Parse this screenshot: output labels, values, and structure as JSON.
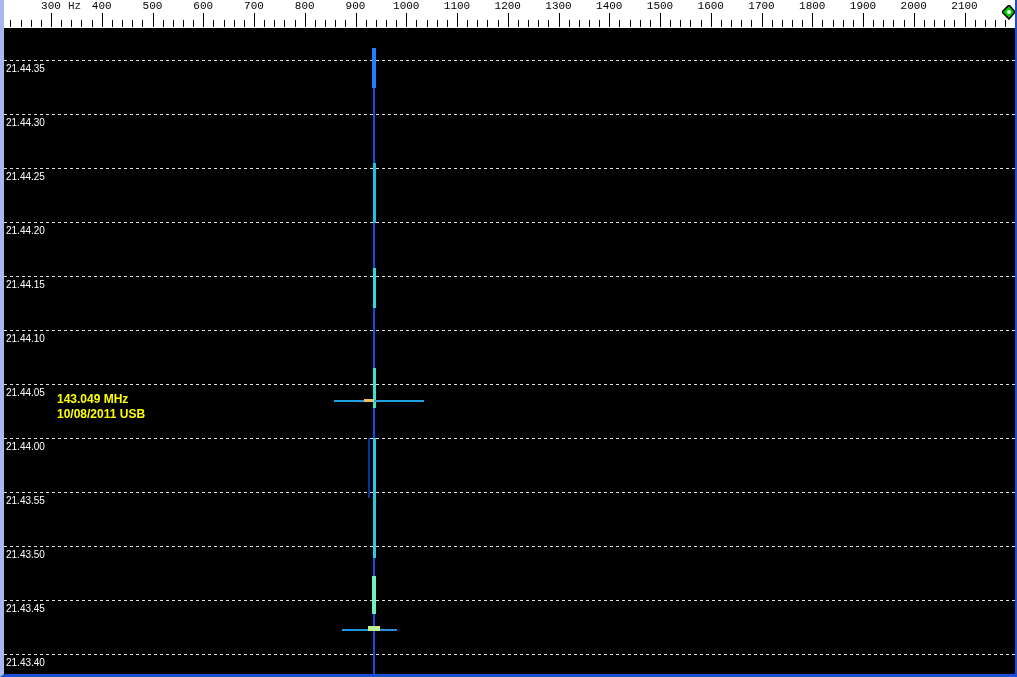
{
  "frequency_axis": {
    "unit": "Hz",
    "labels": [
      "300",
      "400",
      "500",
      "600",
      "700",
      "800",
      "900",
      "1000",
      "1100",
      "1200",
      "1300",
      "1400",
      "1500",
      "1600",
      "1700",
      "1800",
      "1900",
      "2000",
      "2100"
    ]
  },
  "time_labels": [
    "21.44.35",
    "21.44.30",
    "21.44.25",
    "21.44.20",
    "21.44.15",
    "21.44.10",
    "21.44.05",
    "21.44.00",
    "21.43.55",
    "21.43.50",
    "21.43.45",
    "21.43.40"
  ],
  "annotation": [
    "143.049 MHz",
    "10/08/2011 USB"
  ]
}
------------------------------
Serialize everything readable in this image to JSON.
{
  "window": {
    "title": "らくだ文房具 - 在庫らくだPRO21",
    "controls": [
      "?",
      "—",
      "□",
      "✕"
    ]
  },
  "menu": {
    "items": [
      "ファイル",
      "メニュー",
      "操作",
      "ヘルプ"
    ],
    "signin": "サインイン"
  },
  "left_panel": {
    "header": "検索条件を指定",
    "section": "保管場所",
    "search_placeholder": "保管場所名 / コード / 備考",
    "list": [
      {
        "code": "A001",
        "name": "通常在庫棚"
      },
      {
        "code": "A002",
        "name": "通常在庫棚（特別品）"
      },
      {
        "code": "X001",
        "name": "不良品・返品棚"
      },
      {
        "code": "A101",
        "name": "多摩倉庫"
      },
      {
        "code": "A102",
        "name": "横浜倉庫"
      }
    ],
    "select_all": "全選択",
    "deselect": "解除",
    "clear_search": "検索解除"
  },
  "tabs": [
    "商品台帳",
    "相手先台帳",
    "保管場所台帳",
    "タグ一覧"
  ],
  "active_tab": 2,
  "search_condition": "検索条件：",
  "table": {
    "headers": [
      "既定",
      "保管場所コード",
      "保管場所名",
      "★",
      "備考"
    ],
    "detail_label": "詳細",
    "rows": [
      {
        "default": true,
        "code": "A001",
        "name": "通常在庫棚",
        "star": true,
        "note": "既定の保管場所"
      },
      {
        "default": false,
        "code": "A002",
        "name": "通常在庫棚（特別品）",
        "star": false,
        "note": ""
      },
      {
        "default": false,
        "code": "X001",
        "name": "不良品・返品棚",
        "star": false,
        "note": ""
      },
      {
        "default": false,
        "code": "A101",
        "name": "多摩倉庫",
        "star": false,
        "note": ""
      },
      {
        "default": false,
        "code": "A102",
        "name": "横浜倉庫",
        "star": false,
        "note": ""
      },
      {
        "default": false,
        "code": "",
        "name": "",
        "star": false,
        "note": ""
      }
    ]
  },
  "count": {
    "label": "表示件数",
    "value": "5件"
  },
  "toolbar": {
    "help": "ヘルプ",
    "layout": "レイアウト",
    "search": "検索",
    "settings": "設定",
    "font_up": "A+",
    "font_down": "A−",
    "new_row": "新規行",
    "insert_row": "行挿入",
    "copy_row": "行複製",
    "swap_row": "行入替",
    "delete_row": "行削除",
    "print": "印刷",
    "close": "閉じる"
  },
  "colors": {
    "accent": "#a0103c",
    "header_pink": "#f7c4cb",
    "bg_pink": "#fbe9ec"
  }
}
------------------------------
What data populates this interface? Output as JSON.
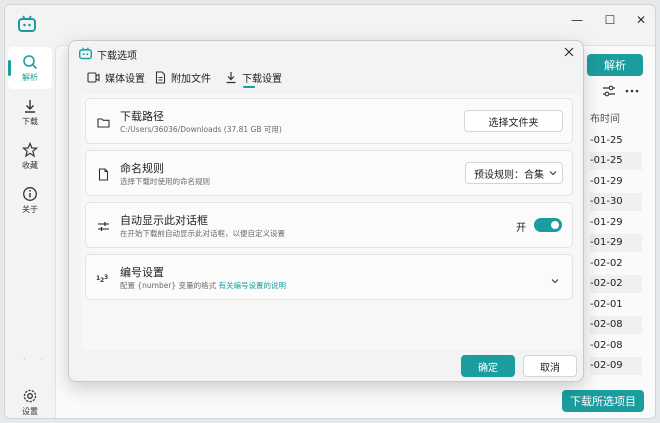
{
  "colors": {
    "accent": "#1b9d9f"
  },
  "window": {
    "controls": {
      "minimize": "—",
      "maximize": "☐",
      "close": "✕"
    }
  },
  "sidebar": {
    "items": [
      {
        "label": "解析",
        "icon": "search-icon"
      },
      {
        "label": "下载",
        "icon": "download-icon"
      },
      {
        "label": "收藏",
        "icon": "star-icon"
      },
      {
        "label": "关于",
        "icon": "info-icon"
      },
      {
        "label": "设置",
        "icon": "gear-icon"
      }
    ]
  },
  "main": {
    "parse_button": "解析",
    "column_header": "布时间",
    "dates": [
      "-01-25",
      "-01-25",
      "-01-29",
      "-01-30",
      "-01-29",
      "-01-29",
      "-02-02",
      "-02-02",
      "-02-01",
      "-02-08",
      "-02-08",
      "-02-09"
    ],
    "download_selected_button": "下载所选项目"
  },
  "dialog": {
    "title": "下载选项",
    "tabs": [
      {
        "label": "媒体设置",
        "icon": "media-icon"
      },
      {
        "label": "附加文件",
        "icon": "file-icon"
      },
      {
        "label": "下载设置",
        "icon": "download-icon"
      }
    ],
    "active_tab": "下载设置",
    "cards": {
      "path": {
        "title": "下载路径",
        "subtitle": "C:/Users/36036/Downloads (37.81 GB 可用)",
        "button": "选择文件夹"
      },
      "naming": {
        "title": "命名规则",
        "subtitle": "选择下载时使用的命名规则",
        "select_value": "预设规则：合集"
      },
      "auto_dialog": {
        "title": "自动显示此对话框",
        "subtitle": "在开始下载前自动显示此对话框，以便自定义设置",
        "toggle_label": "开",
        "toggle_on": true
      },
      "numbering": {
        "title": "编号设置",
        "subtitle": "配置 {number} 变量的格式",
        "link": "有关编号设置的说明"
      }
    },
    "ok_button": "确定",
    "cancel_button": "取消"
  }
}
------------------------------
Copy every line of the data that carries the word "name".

        "name": "通常在庫棚"
        "name": "通常在庫棚（特別品）"
        "name": "不良品・返品棚"
        "name": "多摩倉庫"
        "name": "横浜倉庫"
        "name": "通常在庫棚",
        "name": "通常在庫棚（特別品）",
        "name": "不良品・返品棚",
        "name": "多摩倉庫",
        "name": "横浜倉庫",
        "name": "",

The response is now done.